# [Task]
An exact copy of every entry is required, without the pictures.
------ Materials provided ------
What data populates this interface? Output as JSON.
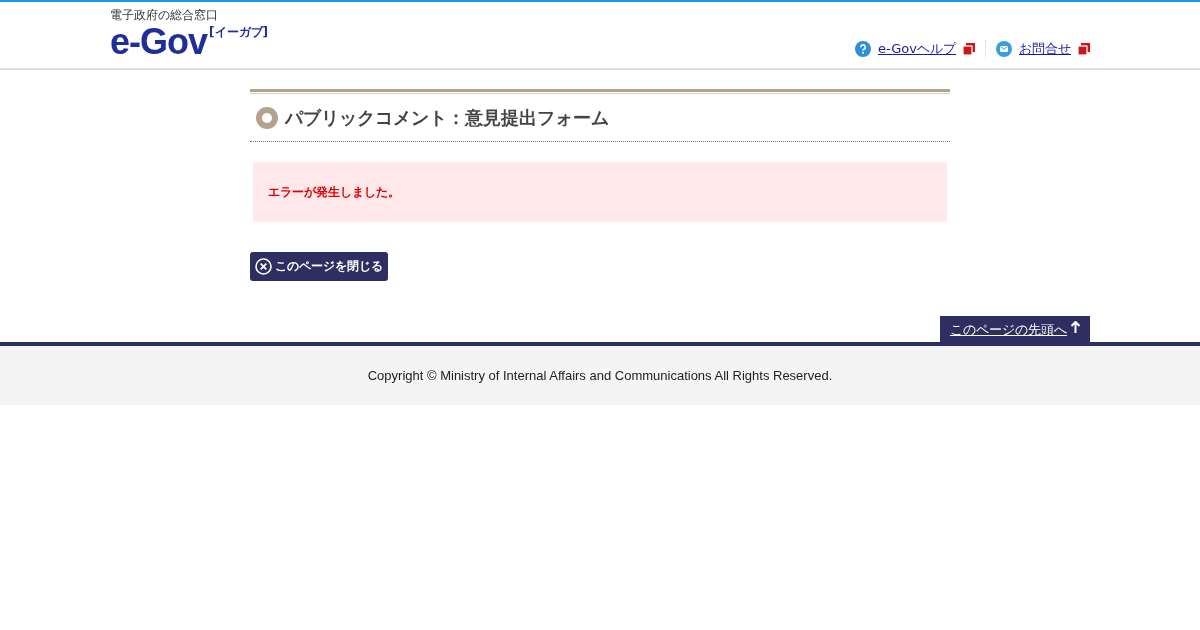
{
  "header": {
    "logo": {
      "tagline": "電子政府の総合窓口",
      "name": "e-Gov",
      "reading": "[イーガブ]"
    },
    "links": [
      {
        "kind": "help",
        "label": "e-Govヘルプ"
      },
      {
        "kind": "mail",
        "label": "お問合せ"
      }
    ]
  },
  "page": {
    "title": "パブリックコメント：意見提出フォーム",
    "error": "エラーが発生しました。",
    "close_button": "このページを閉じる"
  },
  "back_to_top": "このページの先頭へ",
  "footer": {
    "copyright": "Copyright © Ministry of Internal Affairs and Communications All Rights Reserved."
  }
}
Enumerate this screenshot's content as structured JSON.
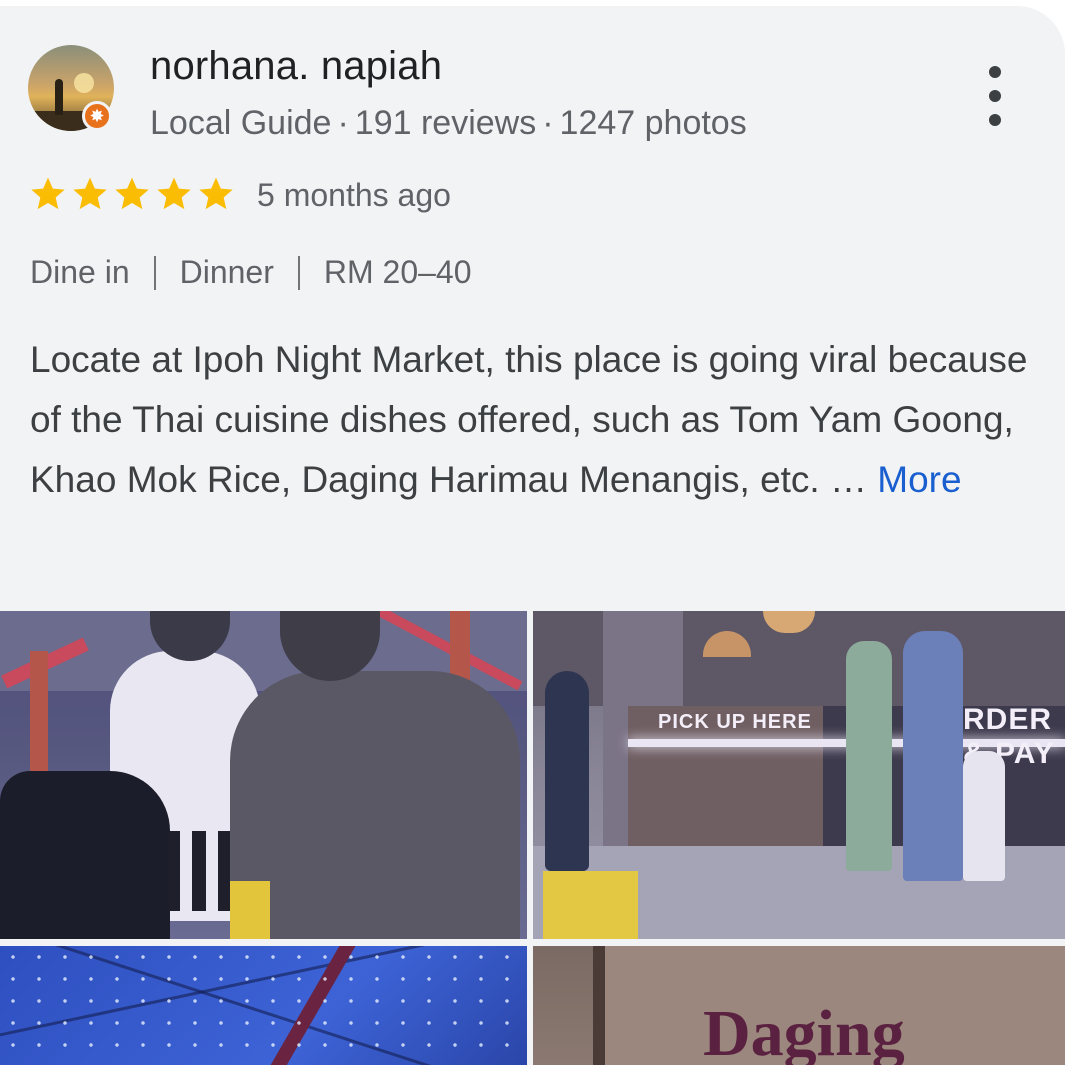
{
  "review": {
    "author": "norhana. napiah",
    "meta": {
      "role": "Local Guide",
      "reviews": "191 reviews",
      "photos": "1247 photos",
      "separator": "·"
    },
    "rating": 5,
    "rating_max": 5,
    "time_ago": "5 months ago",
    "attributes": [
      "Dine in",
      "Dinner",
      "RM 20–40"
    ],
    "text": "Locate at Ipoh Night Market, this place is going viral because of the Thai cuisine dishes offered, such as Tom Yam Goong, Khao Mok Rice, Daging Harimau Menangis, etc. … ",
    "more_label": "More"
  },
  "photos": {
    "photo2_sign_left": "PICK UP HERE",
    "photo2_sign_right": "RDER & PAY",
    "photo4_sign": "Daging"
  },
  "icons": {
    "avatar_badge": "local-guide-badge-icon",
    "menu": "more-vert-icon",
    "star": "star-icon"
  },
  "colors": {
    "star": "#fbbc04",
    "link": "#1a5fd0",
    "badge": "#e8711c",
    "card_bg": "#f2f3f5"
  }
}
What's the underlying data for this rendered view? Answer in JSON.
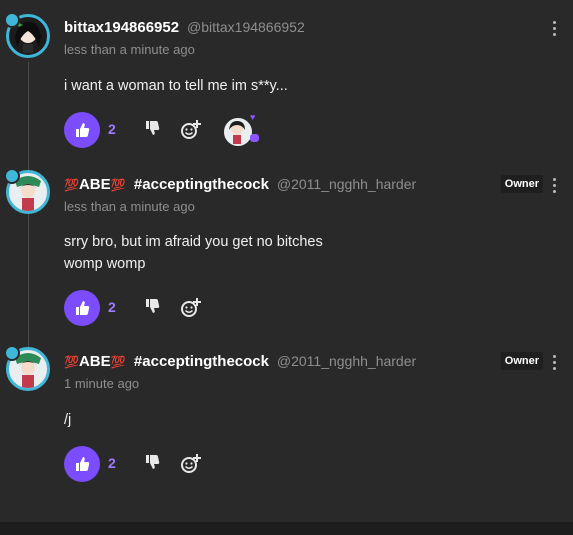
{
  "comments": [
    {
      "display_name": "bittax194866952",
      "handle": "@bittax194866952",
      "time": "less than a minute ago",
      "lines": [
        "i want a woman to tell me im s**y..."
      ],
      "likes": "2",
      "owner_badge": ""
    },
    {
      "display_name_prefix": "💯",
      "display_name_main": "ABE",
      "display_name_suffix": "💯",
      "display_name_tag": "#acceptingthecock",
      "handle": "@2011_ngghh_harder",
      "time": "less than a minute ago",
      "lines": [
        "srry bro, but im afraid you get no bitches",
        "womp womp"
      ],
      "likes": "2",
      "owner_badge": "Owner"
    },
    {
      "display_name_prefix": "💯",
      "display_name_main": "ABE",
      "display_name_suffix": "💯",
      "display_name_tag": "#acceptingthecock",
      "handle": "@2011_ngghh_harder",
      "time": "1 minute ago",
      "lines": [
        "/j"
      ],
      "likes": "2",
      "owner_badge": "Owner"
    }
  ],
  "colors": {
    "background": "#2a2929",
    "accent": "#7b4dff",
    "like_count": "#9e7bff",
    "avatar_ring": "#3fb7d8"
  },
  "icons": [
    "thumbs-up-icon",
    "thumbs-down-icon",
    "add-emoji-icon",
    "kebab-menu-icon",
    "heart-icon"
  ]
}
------
# [Result of the task]
What data populates this interface? Output as JSON.
{
  "header": {
    "logo": {
      "tagline": "電子政府の総合窓口",
      "name": "e-Gov",
      "reading": "[イーガブ]"
    },
    "links": [
      {
        "kind": "help",
        "label": "e-Govヘルプ"
      },
      {
        "kind": "mail",
        "label": "お問合せ"
      }
    ]
  },
  "page": {
    "title": "パブリックコメント：意見提出フォーム",
    "error": "エラーが発生しました。",
    "close_button": "このページを閉じる"
  },
  "back_to_top": "このページの先頭へ",
  "footer": {
    "copyright": "Copyright © Ministry of Internal Affairs and Communications All Rights Reserved."
  }
}
Enumerate this screenshot's content as structured JSON.
{
  "review": {
    "author": "norhana. napiah",
    "meta": {
      "role": "Local Guide",
      "reviews": "191 reviews",
      "photos": "1247 photos",
      "separator": "·"
    },
    "rating": 5,
    "rating_max": 5,
    "time_ago": "5 months ago",
    "attributes": [
      "Dine in",
      "Dinner",
      "RM 20–40"
    ],
    "text": "Locate at Ipoh Night Market, this place is going viral because of the Thai cuisine dishes offered, such as Tom Yam Goong, Khao Mok Rice, Daging Harimau Menangis, etc. … ",
    "more_label": "More"
  },
  "photos": {
    "photo2_sign_left": "PICK UP HERE",
    "photo2_sign_right": "RDER & PAY",
    "photo4_sign": "Daging"
  },
  "icons": {
    "avatar_badge": "local-guide-badge-icon",
    "menu": "more-vert-icon",
    "star": "star-icon"
  },
  "colors": {
    "star": "#fbbc04",
    "link": "#1a5fd0",
    "badge": "#e8711c",
    "card_bg": "#f2f3f5"
  }
}
What's the underlying data for this rendered view? Answer in JSON.
{
  "comments": [
    {
      "display_name": "bittax194866952",
      "handle": "@bittax194866952",
      "time": "less than a minute ago",
      "lines": [
        "i want a woman to tell me im s**y..."
      ],
      "likes": "2",
      "owner_badge": ""
    },
    {
      "display_name_prefix": "💯",
      "display_name_main": "ABE",
      "display_name_suffix": "💯",
      "display_name_tag": "#acceptingthecock",
      "handle": "@2011_ngghh_harder",
      "time": "less than a minute ago",
      "lines": [
        "srry bro, but im afraid you get no bitches",
        "womp womp"
      ],
      "likes": "2",
      "owner_badge": "Owner"
    },
    {
      "display_name_prefix": "💯",
      "display_name_main": "ABE",
      "display_name_suffix": "💯",
      "display_name_tag": "#acceptingthecock",
      "handle": "@2011_ngghh_harder",
      "time": "1 minute ago",
      "lines": [
        "/j"
      ],
      "likes": "2",
      "owner_badge": "Owner"
    }
  ],
  "colors": {
    "background": "#2a2929",
    "accent": "#7b4dff",
    "like_count": "#9e7bff",
    "avatar_ring": "#3fb7d8"
  },
  "icons": [
    "thumbs-up-icon",
    "thumbs-down-icon",
    "add-emoji-icon",
    "kebab-menu-icon",
    "heart-icon"
  ]
}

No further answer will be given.